- _AIM OF THE EXERCISE_: Match on the string "image" in the entries below and return every matching line.

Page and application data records
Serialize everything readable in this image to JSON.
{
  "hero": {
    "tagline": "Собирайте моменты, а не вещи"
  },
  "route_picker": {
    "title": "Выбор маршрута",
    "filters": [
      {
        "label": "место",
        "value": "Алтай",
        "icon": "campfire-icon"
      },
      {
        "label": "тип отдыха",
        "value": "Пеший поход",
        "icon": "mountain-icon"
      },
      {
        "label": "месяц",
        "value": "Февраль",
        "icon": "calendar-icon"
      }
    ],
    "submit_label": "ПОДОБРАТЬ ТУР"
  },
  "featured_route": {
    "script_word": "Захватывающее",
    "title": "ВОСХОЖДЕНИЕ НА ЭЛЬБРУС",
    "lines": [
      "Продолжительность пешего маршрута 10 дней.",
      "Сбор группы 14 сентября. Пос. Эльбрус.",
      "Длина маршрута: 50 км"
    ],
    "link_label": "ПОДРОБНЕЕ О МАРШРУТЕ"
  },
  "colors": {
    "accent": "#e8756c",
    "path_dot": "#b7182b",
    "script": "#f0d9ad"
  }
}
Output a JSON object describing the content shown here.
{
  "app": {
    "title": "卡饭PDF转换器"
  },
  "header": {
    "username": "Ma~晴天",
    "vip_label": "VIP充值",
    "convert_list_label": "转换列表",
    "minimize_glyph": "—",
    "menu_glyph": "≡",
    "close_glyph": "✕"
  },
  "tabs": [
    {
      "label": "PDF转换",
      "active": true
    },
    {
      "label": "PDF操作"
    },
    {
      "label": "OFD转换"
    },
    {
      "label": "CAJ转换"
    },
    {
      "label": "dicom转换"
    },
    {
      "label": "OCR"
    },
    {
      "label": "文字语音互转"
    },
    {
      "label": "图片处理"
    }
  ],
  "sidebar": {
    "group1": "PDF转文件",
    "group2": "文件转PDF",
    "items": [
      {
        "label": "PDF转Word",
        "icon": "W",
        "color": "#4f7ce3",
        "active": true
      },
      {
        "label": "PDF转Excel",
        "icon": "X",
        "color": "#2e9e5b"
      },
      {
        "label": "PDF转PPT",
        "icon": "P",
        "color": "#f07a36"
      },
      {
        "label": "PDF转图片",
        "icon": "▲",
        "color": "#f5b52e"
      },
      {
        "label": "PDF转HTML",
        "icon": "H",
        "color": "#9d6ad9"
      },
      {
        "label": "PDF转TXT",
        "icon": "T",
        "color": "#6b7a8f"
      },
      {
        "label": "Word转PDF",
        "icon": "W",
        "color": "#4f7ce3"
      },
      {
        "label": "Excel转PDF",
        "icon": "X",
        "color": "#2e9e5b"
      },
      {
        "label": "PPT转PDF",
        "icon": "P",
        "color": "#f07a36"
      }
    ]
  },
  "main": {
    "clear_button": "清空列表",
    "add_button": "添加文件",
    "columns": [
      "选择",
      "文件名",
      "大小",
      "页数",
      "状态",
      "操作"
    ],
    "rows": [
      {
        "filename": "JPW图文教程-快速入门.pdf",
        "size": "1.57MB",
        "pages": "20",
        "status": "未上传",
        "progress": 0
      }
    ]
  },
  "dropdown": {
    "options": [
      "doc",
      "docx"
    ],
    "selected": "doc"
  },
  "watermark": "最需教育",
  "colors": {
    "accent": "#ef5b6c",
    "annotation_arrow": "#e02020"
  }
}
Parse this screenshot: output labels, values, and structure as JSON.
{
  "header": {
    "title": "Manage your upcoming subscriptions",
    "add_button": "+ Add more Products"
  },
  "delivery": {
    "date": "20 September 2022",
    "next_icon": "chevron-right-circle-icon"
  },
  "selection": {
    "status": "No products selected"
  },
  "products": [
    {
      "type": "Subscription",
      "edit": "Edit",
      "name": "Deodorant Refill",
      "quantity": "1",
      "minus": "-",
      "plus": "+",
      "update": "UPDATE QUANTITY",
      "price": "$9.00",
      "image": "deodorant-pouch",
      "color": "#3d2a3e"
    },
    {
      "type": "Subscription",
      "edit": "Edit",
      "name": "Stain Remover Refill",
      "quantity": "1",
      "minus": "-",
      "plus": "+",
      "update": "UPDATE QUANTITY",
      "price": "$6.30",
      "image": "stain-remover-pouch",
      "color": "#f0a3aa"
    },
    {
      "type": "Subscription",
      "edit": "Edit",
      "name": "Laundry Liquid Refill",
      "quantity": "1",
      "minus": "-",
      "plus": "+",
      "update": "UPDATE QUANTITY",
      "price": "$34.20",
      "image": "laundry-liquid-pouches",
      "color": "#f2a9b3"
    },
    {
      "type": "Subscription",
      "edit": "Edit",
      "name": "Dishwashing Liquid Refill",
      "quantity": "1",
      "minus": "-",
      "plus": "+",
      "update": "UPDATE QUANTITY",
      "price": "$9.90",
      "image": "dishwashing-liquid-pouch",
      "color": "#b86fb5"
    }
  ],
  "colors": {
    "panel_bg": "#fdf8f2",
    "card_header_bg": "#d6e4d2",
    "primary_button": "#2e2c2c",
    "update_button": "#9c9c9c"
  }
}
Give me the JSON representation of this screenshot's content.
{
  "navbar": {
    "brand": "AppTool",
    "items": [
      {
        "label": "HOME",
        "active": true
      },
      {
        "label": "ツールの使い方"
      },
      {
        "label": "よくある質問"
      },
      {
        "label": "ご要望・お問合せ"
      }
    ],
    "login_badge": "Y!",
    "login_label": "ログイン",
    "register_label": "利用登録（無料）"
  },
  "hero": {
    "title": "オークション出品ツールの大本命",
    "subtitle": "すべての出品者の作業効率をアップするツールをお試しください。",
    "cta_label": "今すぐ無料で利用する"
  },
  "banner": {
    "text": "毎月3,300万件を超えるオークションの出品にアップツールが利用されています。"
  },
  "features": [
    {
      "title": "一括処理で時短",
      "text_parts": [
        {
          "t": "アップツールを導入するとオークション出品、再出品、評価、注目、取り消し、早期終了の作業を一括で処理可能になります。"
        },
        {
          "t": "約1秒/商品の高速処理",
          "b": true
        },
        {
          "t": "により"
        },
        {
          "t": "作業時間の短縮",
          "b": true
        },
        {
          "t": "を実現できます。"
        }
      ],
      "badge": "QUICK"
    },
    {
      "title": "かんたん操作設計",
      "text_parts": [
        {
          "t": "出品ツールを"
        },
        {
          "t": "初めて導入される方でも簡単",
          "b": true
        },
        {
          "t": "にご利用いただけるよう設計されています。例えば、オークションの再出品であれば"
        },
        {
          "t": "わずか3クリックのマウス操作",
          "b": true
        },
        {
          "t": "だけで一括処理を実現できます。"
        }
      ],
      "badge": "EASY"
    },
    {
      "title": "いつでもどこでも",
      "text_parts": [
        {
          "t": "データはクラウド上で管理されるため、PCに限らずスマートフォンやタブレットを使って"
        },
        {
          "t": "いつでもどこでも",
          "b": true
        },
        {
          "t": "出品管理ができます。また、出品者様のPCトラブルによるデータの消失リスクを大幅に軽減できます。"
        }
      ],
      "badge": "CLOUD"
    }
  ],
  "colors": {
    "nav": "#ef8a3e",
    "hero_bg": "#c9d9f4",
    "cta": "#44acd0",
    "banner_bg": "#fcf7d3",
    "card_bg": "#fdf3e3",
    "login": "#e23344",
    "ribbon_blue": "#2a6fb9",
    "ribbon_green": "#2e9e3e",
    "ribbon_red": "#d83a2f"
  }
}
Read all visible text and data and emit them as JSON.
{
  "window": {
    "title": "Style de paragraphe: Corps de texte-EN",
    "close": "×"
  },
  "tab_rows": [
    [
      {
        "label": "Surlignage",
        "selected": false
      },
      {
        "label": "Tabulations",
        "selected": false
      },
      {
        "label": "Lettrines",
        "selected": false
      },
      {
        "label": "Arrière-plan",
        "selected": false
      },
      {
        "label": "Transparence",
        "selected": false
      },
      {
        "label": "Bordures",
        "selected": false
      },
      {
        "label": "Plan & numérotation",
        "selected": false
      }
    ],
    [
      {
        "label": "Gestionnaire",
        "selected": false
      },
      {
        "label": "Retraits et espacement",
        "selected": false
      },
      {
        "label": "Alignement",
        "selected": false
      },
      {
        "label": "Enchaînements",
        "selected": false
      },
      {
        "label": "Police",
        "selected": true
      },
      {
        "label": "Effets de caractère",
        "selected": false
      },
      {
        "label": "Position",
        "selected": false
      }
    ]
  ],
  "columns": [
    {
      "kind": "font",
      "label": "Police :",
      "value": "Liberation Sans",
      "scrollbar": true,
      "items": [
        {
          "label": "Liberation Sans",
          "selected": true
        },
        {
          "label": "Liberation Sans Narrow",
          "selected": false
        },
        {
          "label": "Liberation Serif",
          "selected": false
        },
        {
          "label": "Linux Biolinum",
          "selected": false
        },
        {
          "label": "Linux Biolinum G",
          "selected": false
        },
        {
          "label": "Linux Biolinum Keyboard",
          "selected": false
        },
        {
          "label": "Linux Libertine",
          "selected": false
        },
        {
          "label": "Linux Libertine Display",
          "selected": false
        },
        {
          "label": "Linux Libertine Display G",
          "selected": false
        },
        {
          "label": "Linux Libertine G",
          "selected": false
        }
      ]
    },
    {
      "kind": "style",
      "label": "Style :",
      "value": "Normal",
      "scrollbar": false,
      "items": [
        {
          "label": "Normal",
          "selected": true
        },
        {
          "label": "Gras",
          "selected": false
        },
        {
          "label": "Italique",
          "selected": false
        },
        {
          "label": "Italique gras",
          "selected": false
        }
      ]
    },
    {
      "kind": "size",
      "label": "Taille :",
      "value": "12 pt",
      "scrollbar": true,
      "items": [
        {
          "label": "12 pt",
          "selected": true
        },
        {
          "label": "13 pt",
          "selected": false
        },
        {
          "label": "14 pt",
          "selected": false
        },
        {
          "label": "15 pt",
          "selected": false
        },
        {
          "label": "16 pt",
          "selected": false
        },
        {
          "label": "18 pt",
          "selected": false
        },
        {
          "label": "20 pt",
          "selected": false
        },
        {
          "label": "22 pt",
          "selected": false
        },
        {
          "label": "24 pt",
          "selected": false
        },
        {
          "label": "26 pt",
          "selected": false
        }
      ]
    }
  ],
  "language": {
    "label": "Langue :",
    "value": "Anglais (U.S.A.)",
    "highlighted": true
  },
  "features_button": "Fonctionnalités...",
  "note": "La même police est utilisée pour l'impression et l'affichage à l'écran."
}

- _FINAL ANSWER_:
Serialize everything readable in this image to JSON.
      "image": "deodorant-pouch",
      "image": "stain-remover-pouch",
      "image": "laundry-liquid-pouches",
      "image": "dishwashing-liquid-pouch",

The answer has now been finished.